But I was the perfect candidate, because I am a robot.

Simple Equations

Last week, our school took the second graders on a three-day trip to Seoul and back. We did the standard route with a few twists: Namsan Tower (fig. 1), Changdeokgung Palace (this is an “ATM machine” kind of title, by the way), a full day at the Lotte World amusement park, a play, and visits to a few science museums on the return trip.

I’m being somewhat vague for the sake of our students’ safety, since the school takes a similar trip every year. I’m always surprised by Korean notions of safety and personal privacy. Many people who wish to show off their sensitivity to cultural differences will voice simple equations like, “Americans value privacy, whereas Koreans value sharing.” To be sure, there are areas where that’s true: For example, before we could depart on our trip, we had to call a police officer and have him breathalyze both bus drivers; this is a standard safety precaution in Korea, but I can imagine many Americans taking umbrage. (As far as I can tell, only New York has considered a similar policy.)

On the other hand, Koreans in general are much more protective than Americans when it comes to sharing photographs. It’s very common, when posting photos to Korean social media, to blur out (or stick a cute animal on top of) the faces of your friends, since you don’t have their consent to post it. Even my students, after we went on a roller coaster together, asked my permission before sending my photo to their homeroom teacher. And when we ended up picnicking alongside a group of elementary schoolers at one of the museums, our school’s homeroom teachers reminded the students to angle their photos so that no kids would appear in them.

A slightly less clear-cut example occurred when it came time to search the students’ bags. We had all the students leave their bags in the hotel lobby and line up outside as the student council checked for contraband. The reasoning was that it would be an invasion of students’ privacy for teachers to do the bag searches themselves—a moot point, because if anything suspect turned up, the first question the teachers asked was, “What bag is that?” Still, letting students serve as their own auditors strikes me as a significant trade of safety for privacy.
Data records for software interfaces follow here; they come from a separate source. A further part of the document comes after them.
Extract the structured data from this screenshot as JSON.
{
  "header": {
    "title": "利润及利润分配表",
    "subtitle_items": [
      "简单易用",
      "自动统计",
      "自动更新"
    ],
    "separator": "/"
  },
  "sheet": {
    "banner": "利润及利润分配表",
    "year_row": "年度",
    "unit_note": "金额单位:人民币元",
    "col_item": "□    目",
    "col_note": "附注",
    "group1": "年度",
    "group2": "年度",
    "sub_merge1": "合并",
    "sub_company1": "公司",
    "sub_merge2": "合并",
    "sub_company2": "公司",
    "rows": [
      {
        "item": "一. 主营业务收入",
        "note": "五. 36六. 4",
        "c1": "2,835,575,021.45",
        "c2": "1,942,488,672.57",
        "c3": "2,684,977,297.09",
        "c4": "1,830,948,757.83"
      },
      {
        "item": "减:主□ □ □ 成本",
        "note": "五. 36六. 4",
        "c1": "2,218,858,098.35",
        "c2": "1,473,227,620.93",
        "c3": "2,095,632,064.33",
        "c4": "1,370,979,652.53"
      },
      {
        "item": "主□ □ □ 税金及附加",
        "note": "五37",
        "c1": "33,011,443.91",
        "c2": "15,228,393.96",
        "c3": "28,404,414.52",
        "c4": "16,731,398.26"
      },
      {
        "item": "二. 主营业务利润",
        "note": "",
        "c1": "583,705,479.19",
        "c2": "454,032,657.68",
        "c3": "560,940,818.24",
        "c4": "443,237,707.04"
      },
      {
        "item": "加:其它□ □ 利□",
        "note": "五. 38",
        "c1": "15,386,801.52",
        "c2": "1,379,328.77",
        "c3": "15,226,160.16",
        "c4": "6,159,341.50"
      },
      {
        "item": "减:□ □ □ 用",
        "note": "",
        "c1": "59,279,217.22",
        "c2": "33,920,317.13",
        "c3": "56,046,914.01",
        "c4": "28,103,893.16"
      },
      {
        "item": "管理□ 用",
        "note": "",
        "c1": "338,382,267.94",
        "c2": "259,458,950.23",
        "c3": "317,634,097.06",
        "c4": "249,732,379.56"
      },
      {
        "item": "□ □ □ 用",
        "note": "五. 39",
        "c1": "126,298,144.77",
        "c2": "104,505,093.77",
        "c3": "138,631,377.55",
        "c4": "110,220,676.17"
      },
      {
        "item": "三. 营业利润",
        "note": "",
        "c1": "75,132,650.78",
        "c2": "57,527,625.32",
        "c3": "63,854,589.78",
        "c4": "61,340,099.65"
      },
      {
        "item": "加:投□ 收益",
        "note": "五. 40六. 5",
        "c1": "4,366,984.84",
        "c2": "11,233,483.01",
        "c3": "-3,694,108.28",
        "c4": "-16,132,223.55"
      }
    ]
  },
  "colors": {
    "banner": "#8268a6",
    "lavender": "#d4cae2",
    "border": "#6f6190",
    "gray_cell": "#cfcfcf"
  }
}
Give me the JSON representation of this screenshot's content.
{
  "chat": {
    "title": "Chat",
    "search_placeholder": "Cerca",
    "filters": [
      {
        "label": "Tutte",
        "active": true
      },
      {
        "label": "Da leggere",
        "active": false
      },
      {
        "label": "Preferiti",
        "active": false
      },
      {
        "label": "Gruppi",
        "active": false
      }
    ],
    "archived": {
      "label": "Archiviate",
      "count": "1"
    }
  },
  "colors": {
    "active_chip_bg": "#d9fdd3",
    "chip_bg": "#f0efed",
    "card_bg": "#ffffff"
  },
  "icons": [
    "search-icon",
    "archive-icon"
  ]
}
As the foreign teacher, it felt truly special to be invited to join in this trip, since the supervisory duties are technically beyond my qualifications. But most of the places we visited had several staff on standby to welcome our group; they took care of all the wrangling, leaving us teachers to grab coffee and gossip. That made this trip a welcome chance to get to know my coteachers in a relaxed atmosphere. Many of them have taken circuitous routes into teaching, and hearing how they settled on middle-school boys as their target demographic reminded me that despite how exhausting it is to deal with shouting students, other groups present other problems. And now that most of the faculty know that I’ve applied to extend my grant for another year, I’ve sensed a greater willingness let me assist with student discipline and help me understand the layout of our school’s bureaucratic plumbing.

On the bus, I got to talk at length with my vice principal, who just started at our school this semester. A former English teacher himself, he had lots of questions I couldn’t answer about the American school system and differences in cultural attitudes toward education and work. Probably the most useful sentence I have in such cases is, “America is very regionally diverse,” which is really a euphemism for, “I honestly have no idea what it’s like in red states.” We found common ground in our love of Yuval Noah Harari, whose 21 Lessons for the 21st Century my vice principal was reading in translation. “People get so hypnotized by technology,” says my VP, “but I have some doubts. It’s important to learn to be patient.”

I told him my hobby nowadays is sitting at the park and counting frog croaks. He seemed impressed.